Task instructions: Scan the entries below and return each line that contains "loop".

Data provided:
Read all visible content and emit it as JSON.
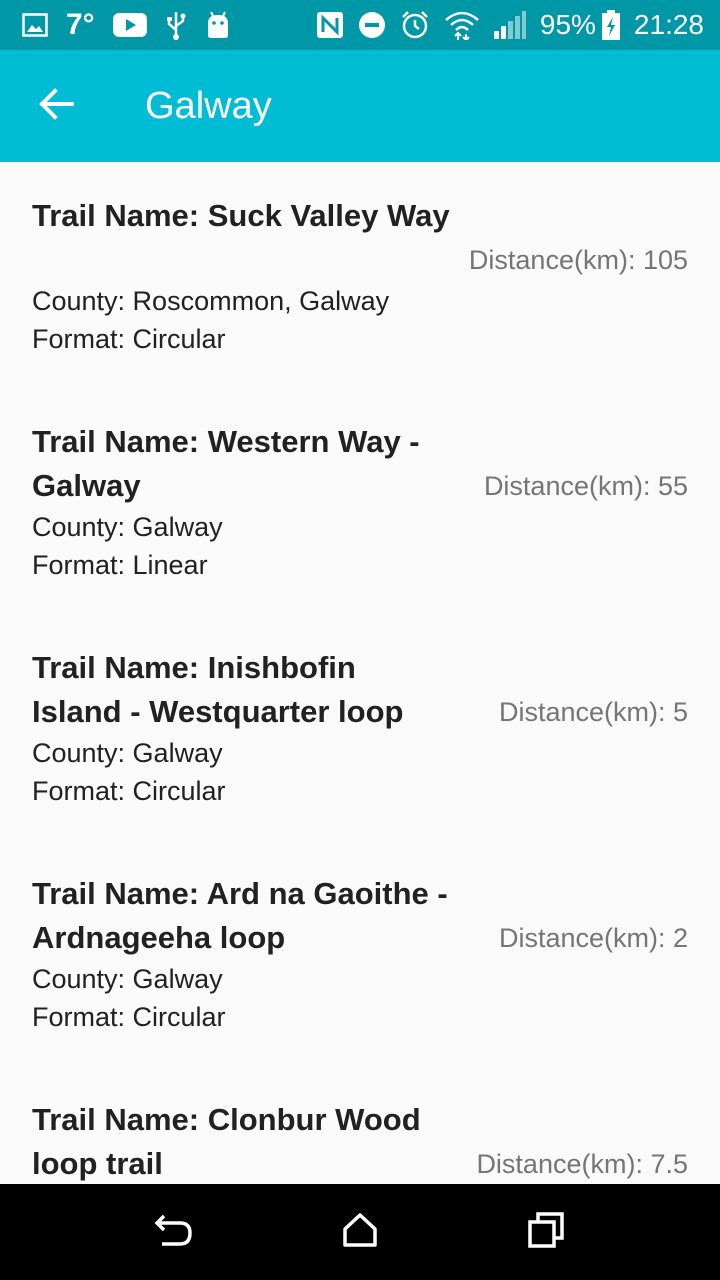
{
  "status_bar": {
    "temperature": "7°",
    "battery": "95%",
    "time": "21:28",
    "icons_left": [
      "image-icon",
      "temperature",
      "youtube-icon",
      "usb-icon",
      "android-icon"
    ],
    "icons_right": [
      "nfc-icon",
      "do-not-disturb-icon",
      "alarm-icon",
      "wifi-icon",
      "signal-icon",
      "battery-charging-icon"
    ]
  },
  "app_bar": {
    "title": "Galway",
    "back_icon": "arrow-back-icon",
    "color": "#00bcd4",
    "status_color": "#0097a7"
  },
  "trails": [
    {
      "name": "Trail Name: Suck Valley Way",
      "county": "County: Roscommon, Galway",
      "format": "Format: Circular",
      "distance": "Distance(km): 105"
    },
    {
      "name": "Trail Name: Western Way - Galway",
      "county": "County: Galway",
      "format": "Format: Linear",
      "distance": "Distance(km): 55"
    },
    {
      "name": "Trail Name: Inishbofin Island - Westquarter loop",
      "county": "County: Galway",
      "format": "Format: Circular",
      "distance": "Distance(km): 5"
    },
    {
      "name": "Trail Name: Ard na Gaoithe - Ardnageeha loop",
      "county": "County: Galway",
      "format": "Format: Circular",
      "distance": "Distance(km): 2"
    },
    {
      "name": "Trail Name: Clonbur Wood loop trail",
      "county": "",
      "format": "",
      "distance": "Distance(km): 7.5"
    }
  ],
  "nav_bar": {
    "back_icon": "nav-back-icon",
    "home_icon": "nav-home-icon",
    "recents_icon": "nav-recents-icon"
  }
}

Response to this task:
      "name": "Trail Name: Inishbofin Island - Westquarter loop",
      "name": "Trail Name: Ard na Gaoithe - Ardnageeha loop",
      "name": "Trail Name: Clonbur Wood loop trail",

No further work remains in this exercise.